To schedule a private phone or Skype consultation, call 913-766-1235 or send an email to rick@informedathlete.com.

One of our clients recently shared their son’s personal experience as a baseball transfer and granted permission for us to share it anonymously with our readers.

Many of you have had your own transfer experience, but this is the first time that we’ve received this level of detailed feedback about going through a transfer. We thought some of you may find this of interest:

“Hi Rick,

Just wanted to update you on son’s transfer status:

XXXX was admitted to XXXX as a mid-year baseball transfer last week. He is excited to say the least. Arm health permitting he is eligible to play in Spring 2020.

Below are some take-aways from son’s very quick mid-year transfer experience:

– His original school did a good job getting him on NCAA Transfer Portal, no issues there.

-Transfer Portal brought significant interest from numerous D2’s and even JUCOs, maybe 15-20 over course of 2-weeks. I believe only one D1 contacted him through the portal. 

– Most traction came from son reaching out to programs who saw him before his surgery.
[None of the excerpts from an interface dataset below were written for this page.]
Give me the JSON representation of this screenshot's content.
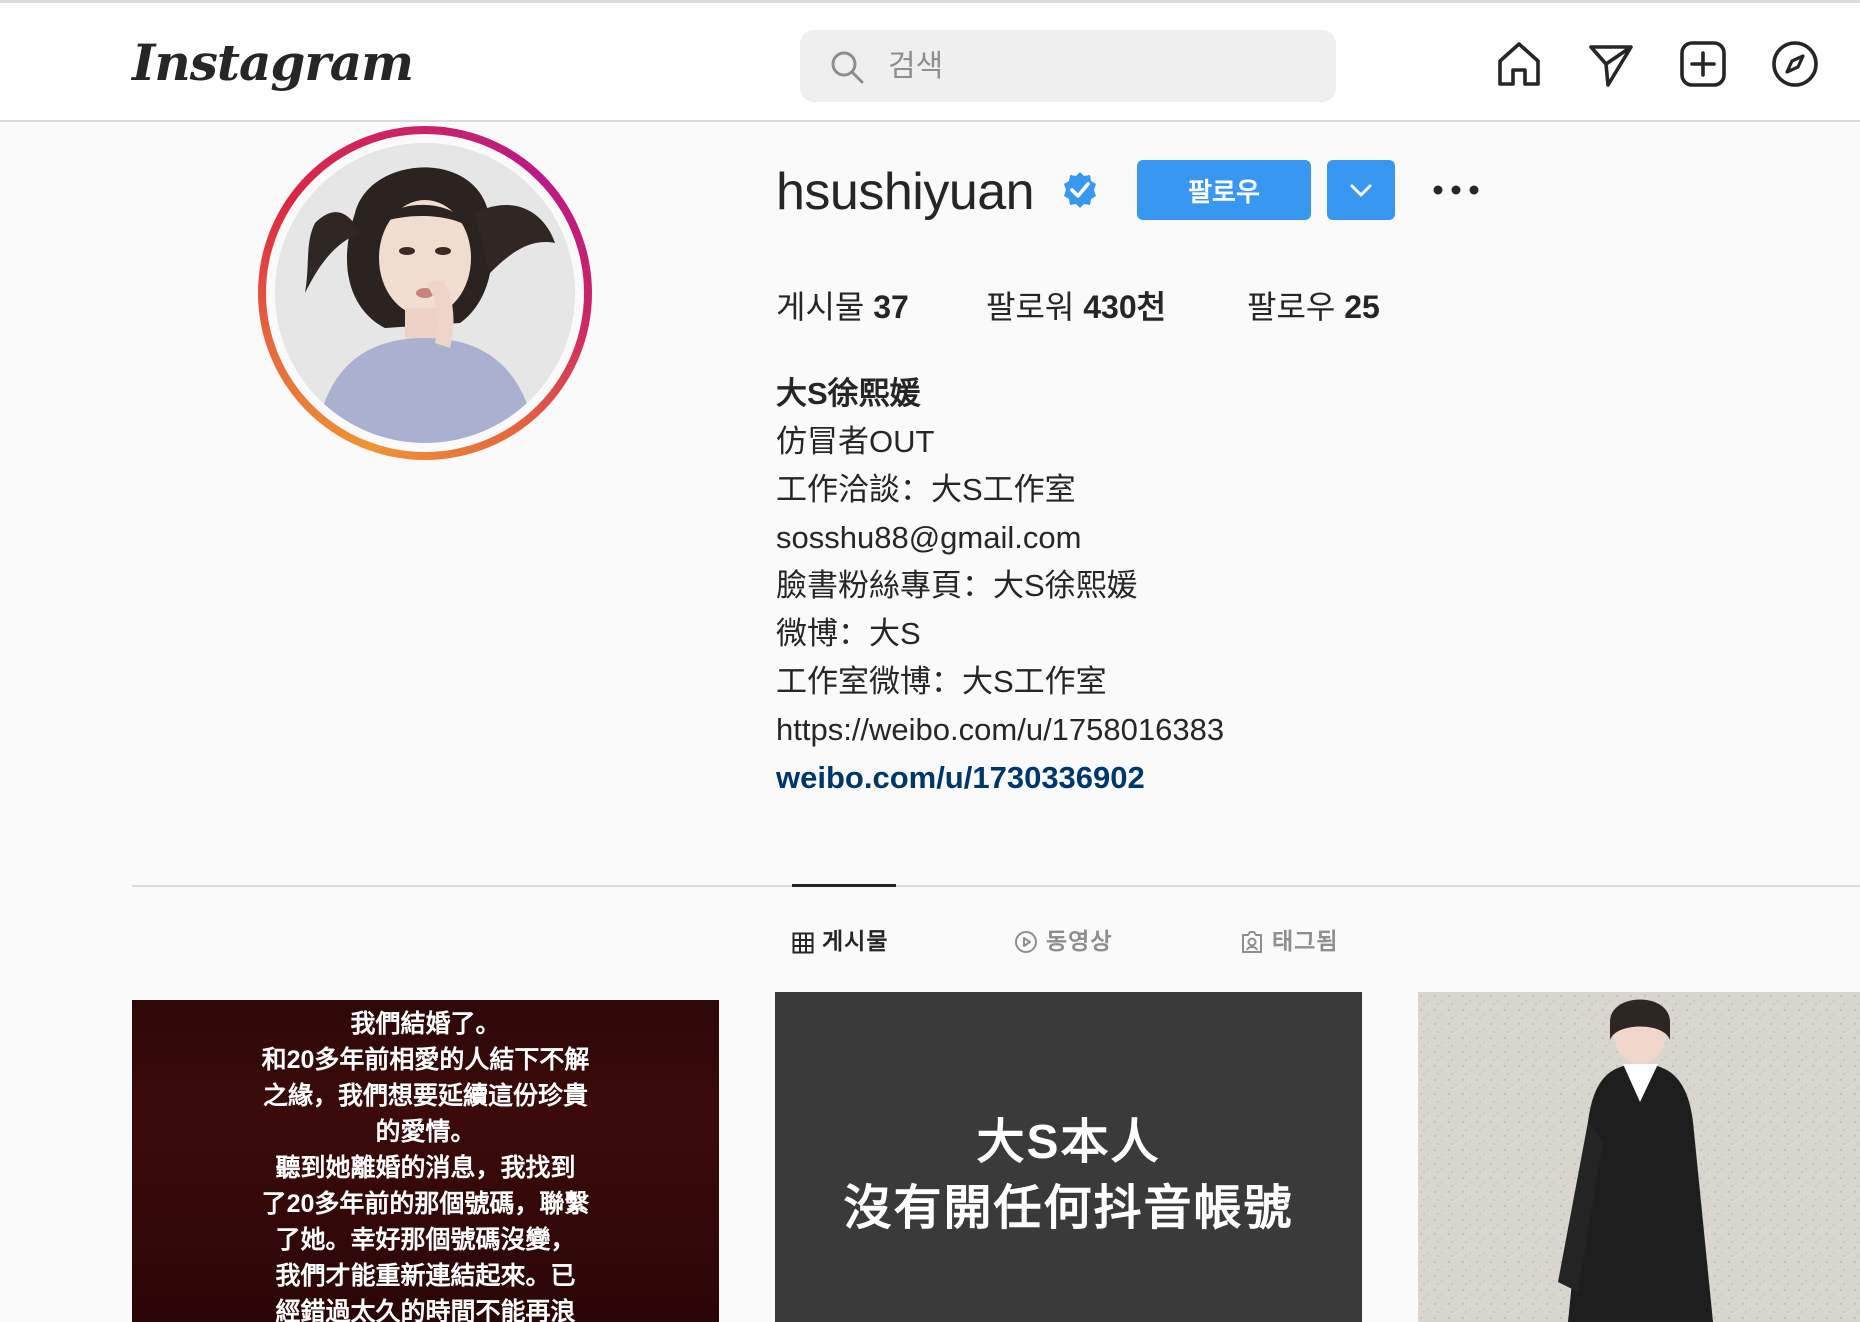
{
  "header": {
    "logo_text": "Instagram",
    "search": {
      "placeholder": "검색",
      "value": ""
    },
    "nav_icons": [
      "home-icon",
      "direct-message-icon",
      "new-post-icon",
      "explore-icon"
    ]
  },
  "profile": {
    "username": "hsushiyuan",
    "verified": true,
    "follow_label": "팔로우",
    "stats": {
      "posts_label": "게시물",
      "posts_count": "37",
      "followers_label": "팔로워",
      "followers_count": "430천",
      "following_label": "팔로우",
      "following_count": "25"
    },
    "bio": {
      "name": "大S徐熙媛",
      "lines": [
        "仿冒者OUT",
        "工作洽談：大S工作室",
        "sosshu88@gmail.com",
        "臉書粉絲專頁：大S徐熙媛",
        "微博：大S",
        "工作室微博：大S工作室",
        "https://weibo.com/u/1758016383"
      ],
      "link": "weibo.com/u/1730336902"
    }
  },
  "tabs": [
    {
      "label": "게시물",
      "icon": "grid-icon",
      "active": true
    },
    {
      "label": "동영상",
      "icon": "video-play-icon",
      "active": false
    },
    {
      "label": "태그됨",
      "icon": "tagged-user-icon",
      "active": false
    }
  ],
  "posts": [
    {
      "text_lines": [
        "我們結婚了。",
        "和20多年前相愛的人結下不解",
        "之緣，我們想要延續這份珍貴",
        "的愛情。",
        "聽到她離婚的消息，我找到",
        "了20多年前的那個號碼，聯繫",
        "了她。幸好那個號碼沒變，",
        "我們才能重新連結起來。已",
        "經錯過太久的時間不能再浪"
      ]
    },
    {
      "text_lines": [
        "大S本人",
        "沒有開任何抖音帳號"
      ]
    },
    {
      "text_lines": []
    }
  ],
  "colors": {
    "accent_blue": "#3897f0",
    "link_blue": "#00376b",
    "verified_blue": "#3897f0",
    "text_primary": "#262626",
    "text_secondary": "#8e8e8e"
  }
}
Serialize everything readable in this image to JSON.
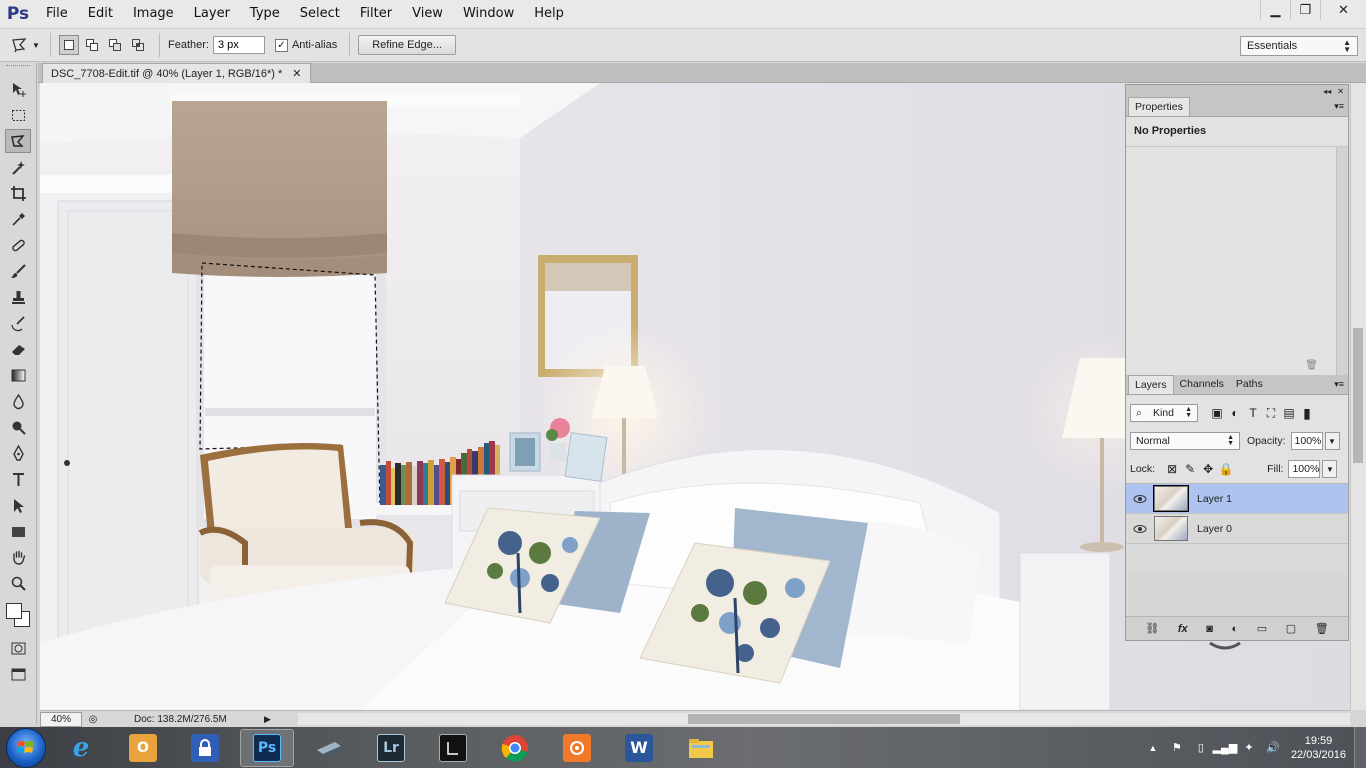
{
  "app": {
    "logo": "Ps"
  },
  "menu": [
    "File",
    "Edit",
    "Image",
    "Layer",
    "Type",
    "Select",
    "Filter",
    "View",
    "Window",
    "Help"
  ],
  "window_controls": {
    "minimize": "▁",
    "restore": "❐",
    "close": "✕"
  },
  "options": {
    "feather_label": "Feather:",
    "feather_value": "3 px",
    "antialias_label": "Anti-alias",
    "antialias_checked": "✓",
    "refine_edge": "Refine Edge...",
    "workspace": "Essentials"
  },
  "document": {
    "tab_title": "DSC_7708-Edit.tif @ 40% (Layer 1, RGB/16*) *",
    "tab_close": "✕"
  },
  "status": {
    "zoom": "40%",
    "doc_info": "Doc: 138.2M/276.5M"
  },
  "properties": {
    "tab": "Properties",
    "message": "No Properties"
  },
  "layers": {
    "tabs": [
      "Layers",
      "Channels",
      "Paths"
    ],
    "filter_kind": "Kind",
    "blend_mode": "Normal",
    "opacity_label": "Opacity:",
    "opacity_value": "100%",
    "lock_label": "Lock:",
    "fill_label": "Fill:",
    "fill_value": "100%",
    "items": [
      {
        "name": "Layer 1",
        "selected": true
      },
      {
        "name": "Layer 0",
        "selected": false
      }
    ],
    "footer_fx": "fx"
  },
  "taskbar": {
    "apps": [
      {
        "icon": "internet-explorer-icon",
        "label": "e"
      },
      {
        "icon": "outlook-icon",
        "label": "O"
      },
      {
        "icon": "keepass-icon",
        "label": ""
      },
      {
        "icon": "photoshop-icon",
        "label": "Ps"
      },
      {
        "icon": "scanner-icon",
        "label": ""
      },
      {
        "icon": "lightroom-icon",
        "label": "Lr"
      },
      {
        "icon": "app-icon",
        "label": ""
      },
      {
        "icon": "chrome-icon",
        "label": ""
      },
      {
        "icon": "camera-app-icon",
        "label": ""
      },
      {
        "icon": "word-icon",
        "label": "W"
      },
      {
        "icon": "explorer-icon",
        "label": ""
      }
    ],
    "time": "19:59",
    "date": "22/03/2016"
  },
  "colors": {
    "selected_layer": "#aec3ef",
    "ps_blue": "#2b3a8a"
  }
}
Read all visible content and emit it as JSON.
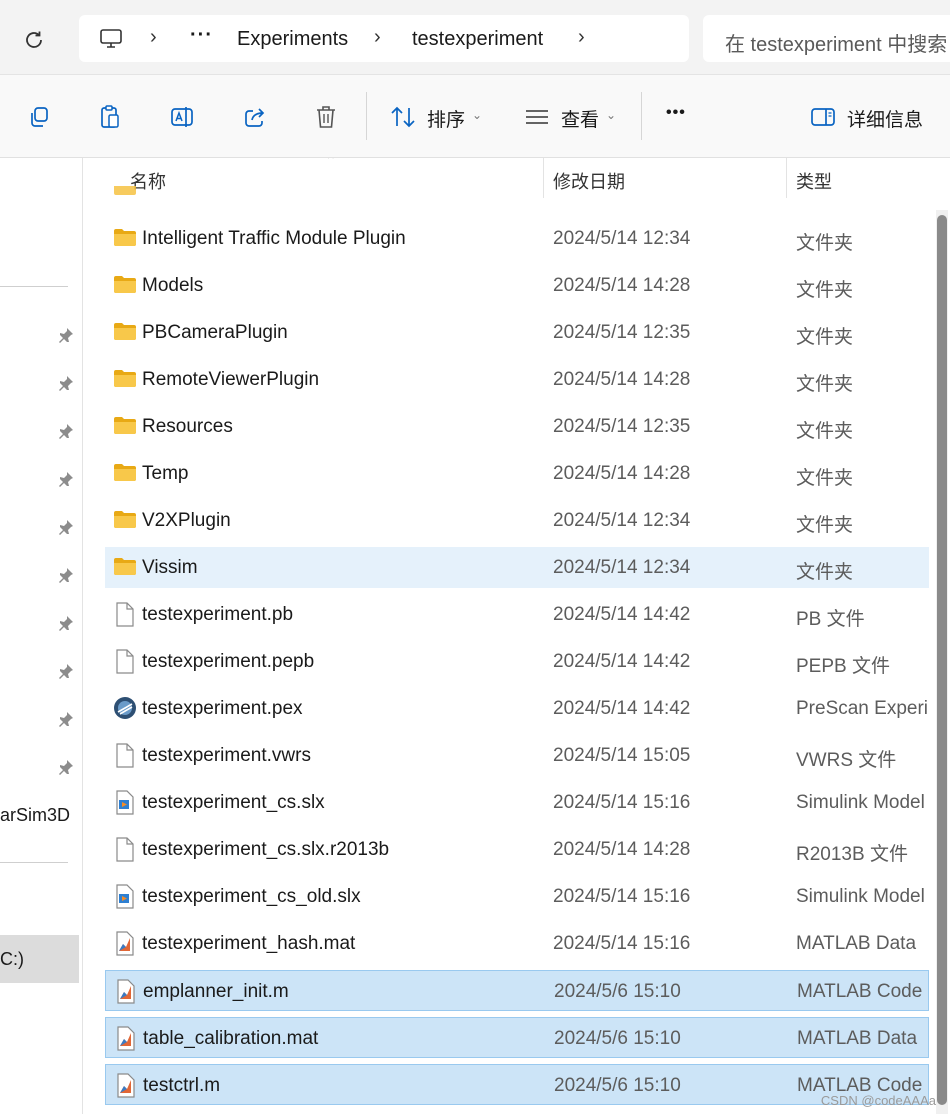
{
  "address": {
    "breadcrumbs": [
      "Experiments",
      "testexperiment"
    ],
    "ellipsis": "···",
    "search_placeholder": "在 testexperiment 中搜索"
  },
  "toolbar": {
    "sort_label": "排序",
    "view_label": "查看",
    "more_label": "•••",
    "details_label": "详细信息"
  },
  "nav": {
    "partial_item": "arSim3D",
    "drive_item": "C:)"
  },
  "columns": {
    "name": "名称",
    "date": "修改日期",
    "type": "类型"
  },
  "files": [
    {
      "name": "Intelligent Traffic Module Plugin",
      "date": "2024/5/14 12:34",
      "type": "文件夹",
      "icon": "folder-icon",
      "state": "normal"
    },
    {
      "name": "Models",
      "date": "2024/5/14 14:28",
      "type": "文件夹",
      "icon": "folder-icon",
      "state": "normal"
    },
    {
      "name": "PBCameraPlugin",
      "date": "2024/5/14 12:35",
      "type": "文件夹",
      "icon": "folder-icon",
      "state": "normal"
    },
    {
      "name": "RemoteViewerPlugin",
      "date": "2024/5/14 14:28",
      "type": "文件夹",
      "icon": "folder-icon",
      "state": "normal"
    },
    {
      "name": "Resources",
      "date": "2024/5/14 12:35",
      "type": "文件夹",
      "icon": "folder-icon",
      "state": "normal"
    },
    {
      "name": "Temp",
      "date": "2024/5/14 14:28",
      "type": "文件夹",
      "icon": "folder-icon",
      "state": "normal"
    },
    {
      "name": "V2XPlugin",
      "date": "2024/5/14 12:34",
      "type": "文件夹",
      "icon": "folder-icon",
      "state": "normal"
    },
    {
      "name": "Vissim",
      "date": "2024/5/14 12:34",
      "type": "文件夹",
      "icon": "folder-icon",
      "state": "hover"
    },
    {
      "name": "testexperiment.pb",
      "date": "2024/5/14 14:42",
      "type": "PB 文件",
      "icon": "file-icon",
      "state": "normal"
    },
    {
      "name": "testexperiment.pepb",
      "date": "2024/5/14 14:42",
      "type": "PEPB 文件",
      "icon": "file-icon",
      "state": "normal"
    },
    {
      "name": "testexperiment.pex",
      "date": "2024/5/14 14:42",
      "type": "PreScan Experim",
      "icon": "prescan-icon",
      "state": "normal"
    },
    {
      "name": "testexperiment.vwrs",
      "date": "2024/5/14 15:05",
      "type": "VWRS 文件",
      "icon": "file-icon",
      "state": "normal"
    },
    {
      "name": "testexperiment_cs.slx",
      "date": "2024/5/14 15:16",
      "type": "Simulink Model",
      "icon": "simulink-icon",
      "state": "normal"
    },
    {
      "name": "testexperiment_cs.slx.r2013b",
      "date": "2024/5/14 14:28",
      "type": "R2013B 文件",
      "icon": "file-icon",
      "state": "normal"
    },
    {
      "name": "testexperiment_cs_old.slx",
      "date": "2024/5/14 15:16",
      "type": "Simulink Model",
      "icon": "simulink-icon",
      "state": "normal"
    },
    {
      "name": "testexperiment_hash.mat",
      "date": "2024/5/14 15:16",
      "type": "MATLAB Data",
      "icon": "matlab-icon",
      "state": "normal"
    },
    {
      "name": "emplanner_init.m",
      "date": "2024/5/6 15:10",
      "type": "MATLAB Code",
      "icon": "matlab-icon",
      "state": "selected"
    },
    {
      "name": "table_calibration.mat",
      "date": "2024/5/6 15:10",
      "type": "MATLAB Data",
      "icon": "matlab-icon",
      "state": "selected"
    },
    {
      "name": "testctrl.m",
      "date": "2024/5/6 15:10",
      "type": "MATLAB Code",
      "icon": "matlab-icon",
      "state": "selected"
    }
  ],
  "watermark": "CSDN @codeAAAa"
}
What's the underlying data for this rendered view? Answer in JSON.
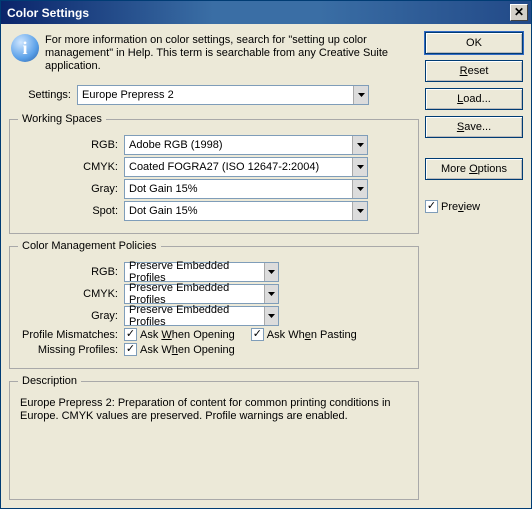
{
  "window": {
    "title": "Color Settings"
  },
  "info": "For more information on color settings, search for \"setting up color management\" in Help. This term is searchable from any Creative Suite application.",
  "settings": {
    "label": "Settings:",
    "value": "Europe Prepress 2"
  },
  "workingSpaces": {
    "legend": "Working Spaces",
    "rgb": {
      "label": "RGB:",
      "value": "Adobe RGB (1998)"
    },
    "cmyk": {
      "label": "CMYK:",
      "value": "Coated FOGRA27 (ISO 12647-2:2004)"
    },
    "gray": {
      "label": "Gray:",
      "value": "Dot Gain 15%"
    },
    "spot": {
      "label": "Spot:",
      "value": "Dot Gain 15%"
    }
  },
  "policies": {
    "legend": "Color Management Policies",
    "rgb": {
      "label": "RGB:",
      "value": "Preserve Embedded Profiles"
    },
    "cmyk": {
      "label": "CMYK:",
      "value": "Preserve Embedded Profiles"
    },
    "gray": {
      "label": "Gray:",
      "value": "Preserve Embedded Profiles"
    },
    "mismatch": {
      "label": "Profile Mismatches:",
      "opening": "Ask When Opening",
      "pasting": "Ask When Pasting"
    },
    "missing": {
      "label": "Missing Profiles:",
      "opening": "Ask When Opening"
    }
  },
  "description": {
    "legend": "Description",
    "text": "Europe Prepress 2:   Preparation of content for common printing conditions in Europe. CMYK values are preserved. Profile warnings are enabled."
  },
  "buttons": {
    "ok": "OK",
    "reset": "Reset",
    "load": "Load...",
    "save": "Save...",
    "moreOptions": "More Options",
    "preview": "Preview"
  }
}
They were all willing to bank on him getting back to his pre-surgery low-90s.

– Within the first 5-days he had target interest from five D1s and multiple high academic D3s. 

– Had offers from several schools.

– Committed to D3 XXX and with coach support was admitted Early Decision earlier this month.

– The transfer process was quick, with fall baseball ending in late October and mid-year transfer application deadlines being November 1 for schools that offer mid-year transfer.

That’s it, Rick. Thanks for all your counsel.”

Need Advice?

Considering a transfer to another school can be extremely stressful and so overwhelming that many student-athletes quit their sport altogether and sometimes they drop out of school.

We understand the frustration, anger, fear and insecurities that often result.  It doesn’t have to be that way – Rick Allen can help guide you through the process.

Schedule a confidential Transfer Consult Online or call us at 913-766-1235 to set your confidential session with Rick.

Recruits to NCAA Division I programs who have already made an official visit to a Division I campus are permitted an additional official visit to the same university if that sport program has had a head coaching change since the recruit’s original official visit.

This is an exception to the rule that limits a university to provide only one official visit to a recruit. Once a new head coach is hired at a Division I university, it is now permissible for a recruit to make a 2nd official visit to that university.

If you have questions about recruiting rules, or for advice about your athlete’s recruitment, schedule a confidential Recruiting Rules Consult online or contact us by calling 913-766-1235 or by sending an email to rick@informedathlete.com.